1st Edition

The Routledge Handbook of European Security

Edited By Sven Biscop, Richard Whitman Copyright 2013
    376 Pages
    by Routledge

    376 Pages
    by Routledge

    This new Handbook brings together key experts on European security from the academic and policy worlds to examine the European Union (EU) as an international security actor.

    In the two decades since the end of the Cold War, the EU has gradually emerged as an autonomous actor in the field of security, aiming to safeguard European security by improving global security. However, the EU’s development as a security actor has certainly not remained uncontested, either by academics or by policy-makers, some of whom see the rise of the EU as a threat to their national and/or transatlantic policy outlook.

    While the focus of this volume is on the politico-military dimension, security will also be put into the context of the holistic approach advocated by the EU. The book is organised into four key sections:

    • Part I – The EU as an International Security Actor
    • Part II – Institutions, Instruments and Means
    • Part III – Policies
    • Part IV – Partners

    This Handbook will be essential reading for all students of European Security, the EU, European Politics, security studies and IR in general.

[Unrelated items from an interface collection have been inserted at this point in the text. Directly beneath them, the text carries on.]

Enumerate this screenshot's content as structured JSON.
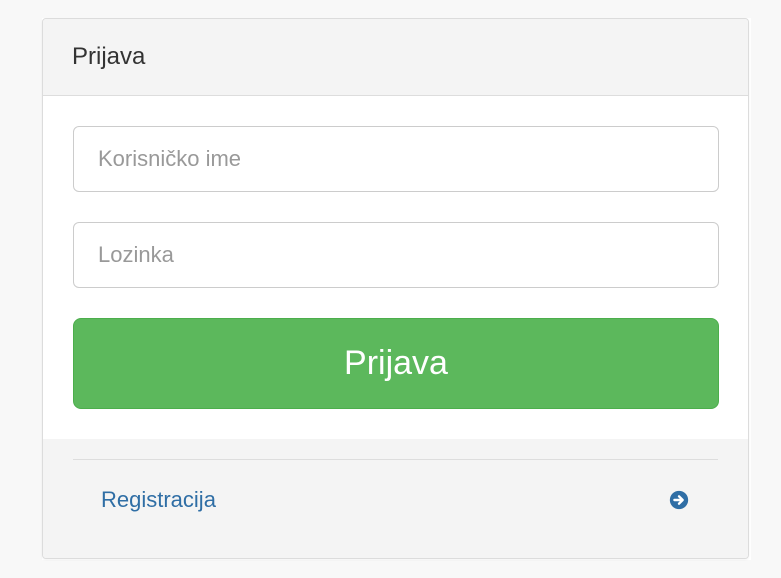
{
  "login_panel": {
    "heading": "Prijava",
    "username_placeholder": "Korisničko ime",
    "password_placeholder": "Lozinka",
    "submit_label": "Prijava",
    "register_label": "Registracija",
    "register_icon": "arrow-right-circle-icon"
  },
  "colors": {
    "button_green": "#5cb85c",
    "link_blue": "#2f6ea5",
    "panel_gray": "#f4f4f4"
  }
}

    Introduction, Sven Biscop and Richard Whitman  Part I: The EU as an International Security Actor  1. European Security Institutions 1945-2010: The Weaknesses and Strengths of ‘Brusselsisation’, Jolyon Howorth  2. Realism: A Dissident Voice in the Study of the CSDP, Adrian Hyde-Price  3. Liberal, Constructivist and Critical Studies of European Security, Knud Erik Jørgensen and Åsne Kalland Aarstad  4. The European Security Strategy: Towards a Grand Strategy?, Sven Biscop  5. European Strategic Culture: Taking Stock and Looking Ahead, Christoph O. Meyer  Part II: Institutions, Instruments and Means  6. Diplomacy and the CFSP: With new hands on the wheel, have we something that’s real?, Geoffrey Edwards  7. Military CSDP: The Quest for Capability, Sven Biscop and Jo Coelmont  8. Civilian CSDP: A Tool for State-building?, Catriona Gourlay  9. Defence Industry and Technology: The Base for a More Capable Europe, Jan Joel Andersson  10. Security through Democracy: Between Aspiration and Pretence, Richard Youngs  11. Security and Development in EU External Relations: Converging, but in which Direction?, Karen Del Biondo, Stefan Oltsch & Jan Orbie  Part III: Policies  12. The CSDP in the Western Balkans: From Experimental Pilot to Security Governance, Michael Merlingen  13. The Three Paradigms of European security in Eastern Europe: Co-operation, Competition and Conflict, Hiski Haukkala  14. Europe, the Southern Neighbourhood and the Middle East: Struggling for Coherence, Costanza Musu  15. The EU and Iran, Walter Posch  16. Sub-Sahara Africa, Richard Whitman  17. The EU and Asia – Towards Proactive Engagement?, Eva Gross  18. A New Geography of European Power?, James Rogers  19. The EU and Counter-Terrorism, Javier Argomaniz and Wyn Rees  20. The EU and Non-proliferation of Weapons of Mass Destruction, Gerrard Quille  21. Energy Security: A Missing Link between EU Energy and Foreign Policies, Sami Andoura  Part IV: Partners  22. NATO and the United States: Working with the EU to Strengthen Euro-Atlantic Security, Leo Michel  23. The UN and European Strategy, Richard Gowan  24. CSDP and the OSCE: Time for Partnership to Reach its Full Potential?, Oleksandr Pavlyuk  25. The African Union a Partner for Security, Malte Brosig  26. The EU and its Strategic Partners: A Critical Assessment of the EU’s Strategic Partnerships, Thomas Renard


    Sven Biscop is Director of the Europe in the World Programme at Egmont – Royal Institute for International Relations in Brussels, and Editor-in-Chief of its journal Studia Diplomatica and its Egmont Papers. He teaches at Ghent University and the College of Europe (Bruges).

    Richard G. Whitman is Professor of Politics and International Relations in the School of Politics and International Relations at the University of Kent, and an Associate Fellow at Chatham House.